(RECORDS Opens)

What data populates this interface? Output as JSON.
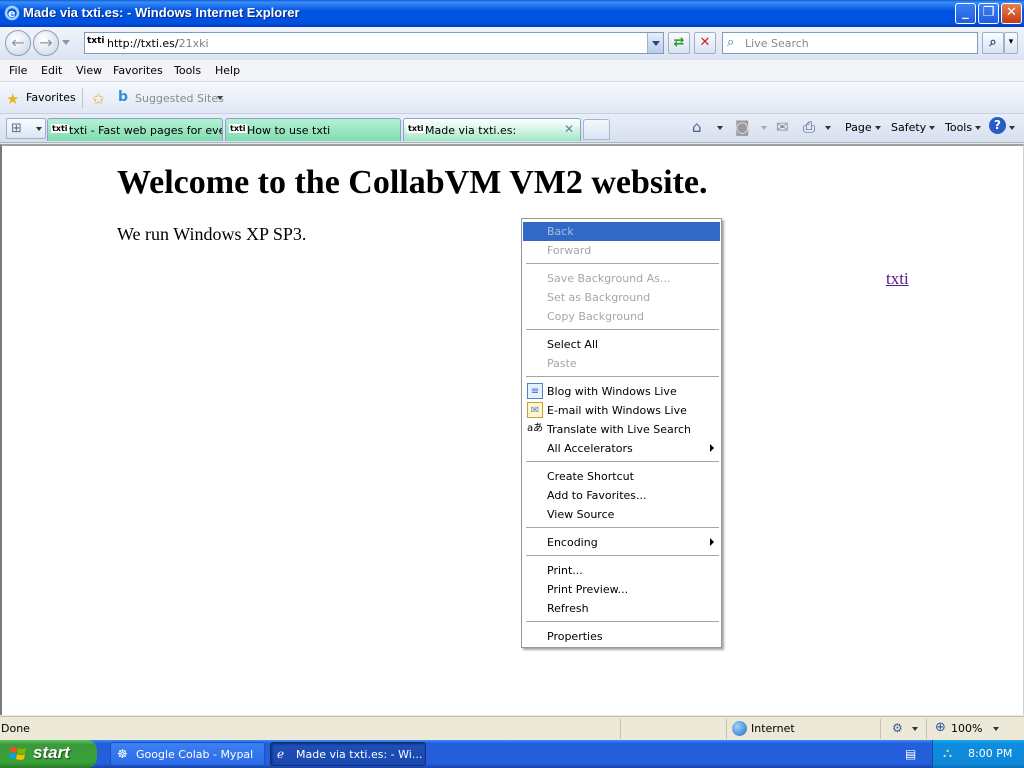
{
  "window": {
    "title": "Made via txti.es: - Windows Internet Explorer",
    "minimize_label": "_",
    "maximize_label": "❐",
    "close_label": "✕"
  },
  "address_bar": {
    "site_icon": "txti",
    "url_host": "http://txti.es/",
    "url_path": "21xki",
    "search_placeholder": "Live Search"
  },
  "menu": {
    "items": [
      "File",
      "Edit",
      "View",
      "Favorites",
      "Tools",
      "Help"
    ]
  },
  "favorites_bar": {
    "favorites_label": "Favorites",
    "suggested_sites_label": "Suggested Sites"
  },
  "tabs": [
    {
      "icon": "txti",
      "label": "txti - Fast web pages for eve..."
    },
    {
      "icon": "txti",
      "label": "How to use txti"
    },
    {
      "icon": "txti",
      "label": "Made via txti.es:",
      "active": true
    }
  ],
  "command_bar": {
    "page_label": "Page",
    "safety_label": "Safety",
    "tools_label": "Tools"
  },
  "page": {
    "heading": "Welcome to the CollabVM VM2 website.",
    "paragraph": "We run Windows XP SP3.",
    "link": "txti"
  },
  "context_menu": {
    "back": "Back",
    "forward": "Forward",
    "save_background": "Save Background As...",
    "set_background": "Set as Background",
    "copy_background": "Copy Background",
    "select_all": "Select All",
    "paste": "Paste",
    "blog": "Blog with Windows Live",
    "email": "E-mail with Windows Live",
    "translate": "Translate with Live Search",
    "accelerators": "All Accelerators",
    "create_shortcut": "Create Shortcut",
    "add_favorites": "Add to Favorites...",
    "view_source": "View Source",
    "encoding": "Encoding",
    "print": "Print...",
    "print_preview": "Print Preview...",
    "refresh": "Refresh",
    "properties": "Properties"
  },
  "status_bar": {
    "status": "Done",
    "zone": "Internet",
    "zoom": "100%"
  },
  "taskbar": {
    "start_label": "start",
    "tasks": [
      "Google Colab - Mypal",
      "Made via txti.es: - Wi..."
    ],
    "clock": "8:00 PM"
  },
  "colors": {
    "titlebar": "#0054e3",
    "tab_green": "#7fdcb0",
    "highlight": "#316ac5",
    "start_green": "#37a037",
    "visited_link": "#551a8b"
  }
}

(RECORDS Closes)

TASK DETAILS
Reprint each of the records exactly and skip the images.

WRITTEN ANSWER
What data populates this interface? Output as JSON.
{
  "window": {
    "title": "Made via txti.es: - Windows Internet Explorer",
    "minimize_label": "_",
    "maximize_label": "❐",
    "close_label": "✕"
  },
  "address_bar": {
    "site_icon": "txti",
    "url_host": "http://txti.es/",
    "url_path": "21xki",
    "search_placeholder": "Live Search"
  },
  "menu": {
    "items": [
      "File",
      "Edit",
      "View",
      "Favorites",
      "Tools",
      "Help"
    ]
  },
  "favorites_bar": {
    "favorites_label": "Favorites",
    "suggested_sites_label": "Suggested Sites"
  },
  "tabs": [
    {
      "icon": "txti",
      "label": "txti - Fast web pages for eve..."
    },
    {
      "icon": "txti",
      "label": "How to use txti"
    },
    {
      "icon": "txti",
      "label": "Made via txti.es:",
      "active": true
    }
  ],
  "command_bar": {
    "page_label": "Page",
    "safety_label": "Safety",
    "tools_label": "Tools"
  },
  "page": {
    "heading": "Welcome to the CollabVM VM2 website.",
    "paragraph": "We run Windows XP SP3.",
    "link": "txti"
  },
  "context_menu": {
    "back": "Back",
    "forward": "Forward",
    "save_background": "Save Background As...",
    "set_background": "Set as Background",
    "copy_background": "Copy Background",
    "select_all": "Select All",
    "paste": "Paste",
    "blog": "Blog with Windows Live",
    "email": "E-mail with Windows Live",
    "translate": "Translate with Live Search",
    "accelerators": "All Accelerators",
    "create_shortcut": "Create Shortcut",
    "add_favorites": "Add to Favorites...",
    "view_source": "View Source",
    "encoding": "Encoding",
    "print": "Print...",
    "print_preview": "Print Preview...",
    "refresh": "Refresh",
    "properties": "Properties"
  },
  "status_bar": {
    "status": "Done",
    "zone": "Internet",
    "zoom": "100%"
  },
  "taskbar": {
    "start_label": "start",
    "tasks": [
      "Google Colab - Mypal",
      "Made via txti.es: - Wi..."
    ],
    "clock": "8:00 PM"
  },
  "colors": {
    "titlebar": "#0054e3",
    "tab_green": "#7fdcb0",
    "highlight": "#316ac5",
    "start_green": "#37a037",
    "visited_link": "#551a8b"
  }
}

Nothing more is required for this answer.